= DATA TO PROCESS =

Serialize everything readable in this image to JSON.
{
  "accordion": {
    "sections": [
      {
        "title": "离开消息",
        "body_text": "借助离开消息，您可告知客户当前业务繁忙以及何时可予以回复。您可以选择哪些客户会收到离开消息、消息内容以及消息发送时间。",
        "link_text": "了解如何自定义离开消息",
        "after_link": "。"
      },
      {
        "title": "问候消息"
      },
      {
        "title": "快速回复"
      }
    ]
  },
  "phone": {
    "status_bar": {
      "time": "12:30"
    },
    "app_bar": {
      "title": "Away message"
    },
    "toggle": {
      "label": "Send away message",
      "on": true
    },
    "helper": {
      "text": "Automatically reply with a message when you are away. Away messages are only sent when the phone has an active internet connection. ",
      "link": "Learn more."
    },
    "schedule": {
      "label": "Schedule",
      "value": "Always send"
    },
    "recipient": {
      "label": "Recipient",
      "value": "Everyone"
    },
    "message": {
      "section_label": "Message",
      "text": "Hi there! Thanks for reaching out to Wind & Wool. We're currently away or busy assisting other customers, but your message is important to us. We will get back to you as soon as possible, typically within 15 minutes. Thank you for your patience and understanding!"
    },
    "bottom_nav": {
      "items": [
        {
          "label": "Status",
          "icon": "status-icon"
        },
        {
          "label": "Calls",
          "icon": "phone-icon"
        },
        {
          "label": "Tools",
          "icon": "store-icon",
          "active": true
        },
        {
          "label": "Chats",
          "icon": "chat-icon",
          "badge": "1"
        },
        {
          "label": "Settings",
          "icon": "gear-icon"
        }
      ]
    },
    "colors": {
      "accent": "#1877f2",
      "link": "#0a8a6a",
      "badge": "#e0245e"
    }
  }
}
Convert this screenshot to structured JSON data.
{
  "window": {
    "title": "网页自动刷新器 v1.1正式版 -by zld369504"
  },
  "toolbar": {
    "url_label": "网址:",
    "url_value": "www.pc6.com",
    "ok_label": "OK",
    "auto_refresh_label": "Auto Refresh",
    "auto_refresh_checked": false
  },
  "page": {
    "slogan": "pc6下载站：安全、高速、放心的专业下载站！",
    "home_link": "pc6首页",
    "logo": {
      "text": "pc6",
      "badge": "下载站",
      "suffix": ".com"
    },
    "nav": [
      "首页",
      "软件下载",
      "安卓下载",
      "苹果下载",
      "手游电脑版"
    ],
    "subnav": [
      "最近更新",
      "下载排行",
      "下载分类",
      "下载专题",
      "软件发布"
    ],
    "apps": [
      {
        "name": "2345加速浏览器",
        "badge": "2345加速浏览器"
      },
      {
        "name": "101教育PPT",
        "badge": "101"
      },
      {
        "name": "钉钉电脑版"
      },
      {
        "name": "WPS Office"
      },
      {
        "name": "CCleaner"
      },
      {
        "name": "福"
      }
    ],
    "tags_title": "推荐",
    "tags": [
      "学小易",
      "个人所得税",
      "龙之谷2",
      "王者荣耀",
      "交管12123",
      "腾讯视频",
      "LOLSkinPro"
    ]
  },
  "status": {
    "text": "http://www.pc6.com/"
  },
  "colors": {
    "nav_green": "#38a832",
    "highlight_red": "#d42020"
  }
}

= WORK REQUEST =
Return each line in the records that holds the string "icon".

= TASK RESPONSE =
          "icon": "status-icon"
          "icon": "phone-icon"
          "icon": "store-icon",
          "icon": "chat-icon",
          "icon": "gear-icon"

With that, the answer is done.